The bottom line is that such games are likely not going to go anywhere for sometime, but it is important for parents to be aware of them and to protect both their children and themselves. Parents can do this by monitoring what apps are on the devices of their children, setting up parental locks, keeping their credit card and bank information protected and simply paying attention to what their kids are doing. A parent can also explain the nature of the games in question to their kids in order to ensure that the kids do not make any such purchases on the apps.

When it comes to adults, if adults find value in making purchases in order to extend their length of play on a given game, while I do not think there is any value in that, I do not fault those who do. I personally think it is a stupid purchase, but a non-drinker thinks it is stupid for me to buy a bottle of Jim Beam, so that’s just a matter of perspective. I do think it is important to protect the children, though and keep them from spending money on gambling-related games.


onenickelmiracle Apr 13, 2017

Zero percent payback is how I term these things. Understandable to some degree, but not so much when real casinos offer such a thing.
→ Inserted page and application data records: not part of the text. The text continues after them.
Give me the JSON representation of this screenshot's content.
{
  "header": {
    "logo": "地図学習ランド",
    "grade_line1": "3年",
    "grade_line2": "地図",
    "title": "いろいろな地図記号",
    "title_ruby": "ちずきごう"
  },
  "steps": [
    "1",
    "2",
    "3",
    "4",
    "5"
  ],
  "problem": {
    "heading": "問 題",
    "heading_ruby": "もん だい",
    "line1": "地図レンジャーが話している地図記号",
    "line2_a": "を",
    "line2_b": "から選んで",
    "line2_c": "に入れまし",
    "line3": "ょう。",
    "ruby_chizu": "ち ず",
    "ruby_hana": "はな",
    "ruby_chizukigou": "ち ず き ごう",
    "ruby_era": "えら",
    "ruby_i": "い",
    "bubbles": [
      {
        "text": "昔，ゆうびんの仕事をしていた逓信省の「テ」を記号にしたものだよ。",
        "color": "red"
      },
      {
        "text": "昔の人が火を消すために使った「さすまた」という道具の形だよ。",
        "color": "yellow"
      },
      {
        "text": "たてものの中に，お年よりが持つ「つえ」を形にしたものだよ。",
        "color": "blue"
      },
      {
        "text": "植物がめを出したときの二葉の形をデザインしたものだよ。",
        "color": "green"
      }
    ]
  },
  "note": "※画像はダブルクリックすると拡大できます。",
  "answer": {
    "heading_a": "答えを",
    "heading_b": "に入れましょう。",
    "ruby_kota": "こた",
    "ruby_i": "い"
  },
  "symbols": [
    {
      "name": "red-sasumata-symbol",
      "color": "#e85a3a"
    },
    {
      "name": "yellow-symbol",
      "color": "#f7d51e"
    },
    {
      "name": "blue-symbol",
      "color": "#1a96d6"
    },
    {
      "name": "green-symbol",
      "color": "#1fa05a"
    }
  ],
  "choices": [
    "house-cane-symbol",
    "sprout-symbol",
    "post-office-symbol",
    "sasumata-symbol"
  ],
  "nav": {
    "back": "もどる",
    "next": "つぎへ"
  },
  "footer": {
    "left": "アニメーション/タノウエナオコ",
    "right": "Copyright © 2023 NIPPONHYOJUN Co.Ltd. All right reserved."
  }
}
It's not exactly Pac Man.

Mission146 Apr 15, 2017


That's 100% true!

DRich Apr 15, 2017

"If nothing else, I think playing such games (as long as it is 100% free) will at least teach minors that the house always wins all of your chips in the end if you are playing a negative expectation game."

My problem with that statement is that the free games don't always have a negative expectation. It may give rise to the player expecting real world for money games to behave the same way.

Mission146 Apr 15, 2017

That's a fair point, but I would assume most of the games for which one pays for virtual currency would have -EV. I could see where the games paid for via ad revenues only would be +EV.

onenickelmiracle May 06, 2017

link removed by admin.

onenickelmiracle May 06, 2017

Above link doesn't work, but it's a spammy advertisement for Slotomania that claims a woman won a progressive jackpot at slotomania with free spins. Pure fraud.

onenickelmiracle May 06, 2017

I'll post in miscellaneous discussion.

Please login or register in order to leave a comment